Work to be completed:
Where in the entries below does "false" appear? Copy every line that has it.

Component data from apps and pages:

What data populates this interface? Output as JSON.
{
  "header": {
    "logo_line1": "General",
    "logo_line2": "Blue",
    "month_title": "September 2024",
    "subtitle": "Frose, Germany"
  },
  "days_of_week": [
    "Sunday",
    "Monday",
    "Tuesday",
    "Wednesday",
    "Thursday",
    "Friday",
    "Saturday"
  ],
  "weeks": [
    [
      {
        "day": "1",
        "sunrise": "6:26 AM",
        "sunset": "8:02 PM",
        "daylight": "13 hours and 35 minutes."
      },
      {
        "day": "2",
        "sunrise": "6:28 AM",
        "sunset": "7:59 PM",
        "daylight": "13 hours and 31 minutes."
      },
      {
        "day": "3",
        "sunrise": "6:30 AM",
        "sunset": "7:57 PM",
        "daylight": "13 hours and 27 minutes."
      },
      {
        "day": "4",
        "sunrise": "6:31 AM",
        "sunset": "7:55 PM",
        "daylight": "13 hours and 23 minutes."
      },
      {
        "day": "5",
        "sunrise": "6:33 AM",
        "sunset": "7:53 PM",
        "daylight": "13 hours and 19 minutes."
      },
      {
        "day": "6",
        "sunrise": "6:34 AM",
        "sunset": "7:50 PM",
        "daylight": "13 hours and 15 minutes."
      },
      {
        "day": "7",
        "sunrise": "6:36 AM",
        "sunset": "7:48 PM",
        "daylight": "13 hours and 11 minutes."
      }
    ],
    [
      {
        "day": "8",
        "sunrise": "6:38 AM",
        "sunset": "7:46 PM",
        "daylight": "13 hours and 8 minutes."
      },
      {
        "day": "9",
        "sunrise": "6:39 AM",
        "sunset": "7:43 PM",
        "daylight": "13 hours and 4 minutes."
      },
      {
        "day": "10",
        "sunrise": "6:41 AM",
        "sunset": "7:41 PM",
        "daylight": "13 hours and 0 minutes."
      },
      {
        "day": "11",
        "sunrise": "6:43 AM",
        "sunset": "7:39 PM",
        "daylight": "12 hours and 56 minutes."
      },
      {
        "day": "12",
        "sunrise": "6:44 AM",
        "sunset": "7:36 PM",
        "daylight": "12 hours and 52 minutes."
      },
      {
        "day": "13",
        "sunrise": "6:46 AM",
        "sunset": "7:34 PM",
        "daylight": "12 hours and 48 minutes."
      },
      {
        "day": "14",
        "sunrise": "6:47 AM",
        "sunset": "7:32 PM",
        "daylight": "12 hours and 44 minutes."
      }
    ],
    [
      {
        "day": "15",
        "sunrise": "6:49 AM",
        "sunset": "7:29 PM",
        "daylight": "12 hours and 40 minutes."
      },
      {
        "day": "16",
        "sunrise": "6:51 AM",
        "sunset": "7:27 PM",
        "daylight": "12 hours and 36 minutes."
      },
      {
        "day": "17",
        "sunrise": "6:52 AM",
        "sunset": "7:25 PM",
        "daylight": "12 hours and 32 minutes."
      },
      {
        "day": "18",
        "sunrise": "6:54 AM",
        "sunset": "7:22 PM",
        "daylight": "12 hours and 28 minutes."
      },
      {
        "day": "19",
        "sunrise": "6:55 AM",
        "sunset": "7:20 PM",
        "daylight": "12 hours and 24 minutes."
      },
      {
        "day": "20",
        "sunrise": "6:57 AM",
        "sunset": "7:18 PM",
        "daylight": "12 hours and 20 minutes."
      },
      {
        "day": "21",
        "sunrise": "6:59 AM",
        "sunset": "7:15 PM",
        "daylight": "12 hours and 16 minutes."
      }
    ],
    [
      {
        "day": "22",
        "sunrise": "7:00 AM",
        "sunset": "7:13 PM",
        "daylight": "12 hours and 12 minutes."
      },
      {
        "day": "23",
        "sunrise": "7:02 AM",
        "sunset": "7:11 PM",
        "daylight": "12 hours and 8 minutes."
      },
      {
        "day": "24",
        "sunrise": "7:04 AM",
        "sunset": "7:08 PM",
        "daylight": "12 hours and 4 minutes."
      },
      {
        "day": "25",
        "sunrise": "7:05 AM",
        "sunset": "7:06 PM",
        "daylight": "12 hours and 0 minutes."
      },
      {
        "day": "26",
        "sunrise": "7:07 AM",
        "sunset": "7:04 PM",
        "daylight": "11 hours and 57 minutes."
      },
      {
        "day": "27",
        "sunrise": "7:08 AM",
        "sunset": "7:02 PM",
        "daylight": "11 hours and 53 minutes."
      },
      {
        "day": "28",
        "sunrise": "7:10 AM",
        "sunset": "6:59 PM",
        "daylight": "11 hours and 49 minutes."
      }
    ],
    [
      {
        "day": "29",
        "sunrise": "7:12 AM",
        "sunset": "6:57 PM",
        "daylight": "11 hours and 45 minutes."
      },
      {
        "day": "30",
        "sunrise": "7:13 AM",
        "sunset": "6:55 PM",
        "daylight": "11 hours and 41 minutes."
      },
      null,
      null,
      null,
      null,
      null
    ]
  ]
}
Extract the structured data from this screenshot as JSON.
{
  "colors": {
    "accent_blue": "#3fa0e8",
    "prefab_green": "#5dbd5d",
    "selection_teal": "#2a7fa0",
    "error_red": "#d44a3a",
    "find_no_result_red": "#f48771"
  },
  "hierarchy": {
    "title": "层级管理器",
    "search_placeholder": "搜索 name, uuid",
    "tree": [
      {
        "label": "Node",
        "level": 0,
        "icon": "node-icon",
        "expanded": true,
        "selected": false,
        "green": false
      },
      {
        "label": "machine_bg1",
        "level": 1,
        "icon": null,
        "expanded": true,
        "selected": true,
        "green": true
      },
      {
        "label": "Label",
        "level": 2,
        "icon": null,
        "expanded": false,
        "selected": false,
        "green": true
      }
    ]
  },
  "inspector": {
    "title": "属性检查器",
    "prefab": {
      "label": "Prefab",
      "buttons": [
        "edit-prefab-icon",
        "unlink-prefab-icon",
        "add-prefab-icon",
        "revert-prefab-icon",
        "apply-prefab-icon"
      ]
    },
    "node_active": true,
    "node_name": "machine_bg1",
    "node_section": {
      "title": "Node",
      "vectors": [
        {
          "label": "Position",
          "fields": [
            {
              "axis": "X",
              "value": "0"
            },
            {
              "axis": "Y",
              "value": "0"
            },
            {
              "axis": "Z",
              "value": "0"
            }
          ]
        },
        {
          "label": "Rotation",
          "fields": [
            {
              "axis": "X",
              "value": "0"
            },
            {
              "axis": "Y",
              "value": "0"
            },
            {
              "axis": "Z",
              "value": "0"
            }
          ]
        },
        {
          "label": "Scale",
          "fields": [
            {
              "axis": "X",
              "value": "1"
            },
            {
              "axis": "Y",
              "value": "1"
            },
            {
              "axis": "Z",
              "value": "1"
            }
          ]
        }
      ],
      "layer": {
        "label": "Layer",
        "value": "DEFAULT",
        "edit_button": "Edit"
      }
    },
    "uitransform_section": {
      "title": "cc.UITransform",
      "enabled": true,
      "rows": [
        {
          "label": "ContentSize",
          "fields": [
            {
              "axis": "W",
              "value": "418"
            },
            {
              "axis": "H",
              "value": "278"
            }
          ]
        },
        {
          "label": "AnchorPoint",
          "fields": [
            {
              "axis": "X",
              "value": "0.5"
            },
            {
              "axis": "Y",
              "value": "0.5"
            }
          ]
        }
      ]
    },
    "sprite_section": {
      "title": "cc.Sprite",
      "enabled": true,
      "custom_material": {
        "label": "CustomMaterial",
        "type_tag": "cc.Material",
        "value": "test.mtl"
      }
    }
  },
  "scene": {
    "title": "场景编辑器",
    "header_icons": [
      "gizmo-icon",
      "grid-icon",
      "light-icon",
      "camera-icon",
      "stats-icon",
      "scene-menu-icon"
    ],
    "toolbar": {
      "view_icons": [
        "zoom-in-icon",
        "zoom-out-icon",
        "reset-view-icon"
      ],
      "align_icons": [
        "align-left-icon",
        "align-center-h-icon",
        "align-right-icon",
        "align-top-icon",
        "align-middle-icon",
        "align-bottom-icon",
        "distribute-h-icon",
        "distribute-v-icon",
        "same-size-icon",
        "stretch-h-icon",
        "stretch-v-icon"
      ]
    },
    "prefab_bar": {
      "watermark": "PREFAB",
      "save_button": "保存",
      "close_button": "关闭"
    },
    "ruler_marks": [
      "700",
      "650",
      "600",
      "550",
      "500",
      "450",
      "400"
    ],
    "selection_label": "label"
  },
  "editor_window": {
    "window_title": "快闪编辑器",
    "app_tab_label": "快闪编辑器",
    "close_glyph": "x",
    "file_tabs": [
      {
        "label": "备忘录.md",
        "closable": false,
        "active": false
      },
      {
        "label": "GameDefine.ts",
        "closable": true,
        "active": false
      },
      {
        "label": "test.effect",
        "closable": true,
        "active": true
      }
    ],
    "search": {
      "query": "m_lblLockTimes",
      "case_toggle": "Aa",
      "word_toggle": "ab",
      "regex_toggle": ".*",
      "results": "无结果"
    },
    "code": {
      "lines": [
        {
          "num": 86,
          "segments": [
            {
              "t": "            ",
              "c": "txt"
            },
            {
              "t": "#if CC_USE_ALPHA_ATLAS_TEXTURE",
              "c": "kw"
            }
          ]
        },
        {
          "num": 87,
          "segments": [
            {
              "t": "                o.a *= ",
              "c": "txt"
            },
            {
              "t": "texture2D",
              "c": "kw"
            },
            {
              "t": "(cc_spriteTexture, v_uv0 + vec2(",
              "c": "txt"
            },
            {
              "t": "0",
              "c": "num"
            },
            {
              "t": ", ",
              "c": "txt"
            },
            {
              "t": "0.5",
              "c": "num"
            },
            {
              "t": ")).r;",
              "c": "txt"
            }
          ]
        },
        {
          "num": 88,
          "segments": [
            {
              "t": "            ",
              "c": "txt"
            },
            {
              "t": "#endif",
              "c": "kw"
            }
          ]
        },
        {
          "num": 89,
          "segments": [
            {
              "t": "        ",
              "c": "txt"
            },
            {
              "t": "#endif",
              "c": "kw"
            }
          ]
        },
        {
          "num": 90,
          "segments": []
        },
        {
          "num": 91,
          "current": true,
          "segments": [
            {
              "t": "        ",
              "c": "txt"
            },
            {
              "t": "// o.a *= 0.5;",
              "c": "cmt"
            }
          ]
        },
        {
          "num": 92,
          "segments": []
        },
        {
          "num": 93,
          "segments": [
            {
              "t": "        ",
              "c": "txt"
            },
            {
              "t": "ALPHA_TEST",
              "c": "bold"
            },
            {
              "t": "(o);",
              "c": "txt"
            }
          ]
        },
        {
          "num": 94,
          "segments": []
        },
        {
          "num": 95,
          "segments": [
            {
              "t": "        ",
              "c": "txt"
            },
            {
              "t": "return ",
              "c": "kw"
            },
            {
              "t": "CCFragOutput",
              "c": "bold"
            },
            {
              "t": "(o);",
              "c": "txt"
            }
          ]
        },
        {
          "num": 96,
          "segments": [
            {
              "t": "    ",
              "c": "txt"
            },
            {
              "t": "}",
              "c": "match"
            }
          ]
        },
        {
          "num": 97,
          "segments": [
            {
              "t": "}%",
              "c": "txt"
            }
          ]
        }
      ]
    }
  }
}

Answer for the task:
        "selected": false,
        "green": false
        "expanded": false,
        "selected": false,
        "closable": false,
        "active": false
        "active": false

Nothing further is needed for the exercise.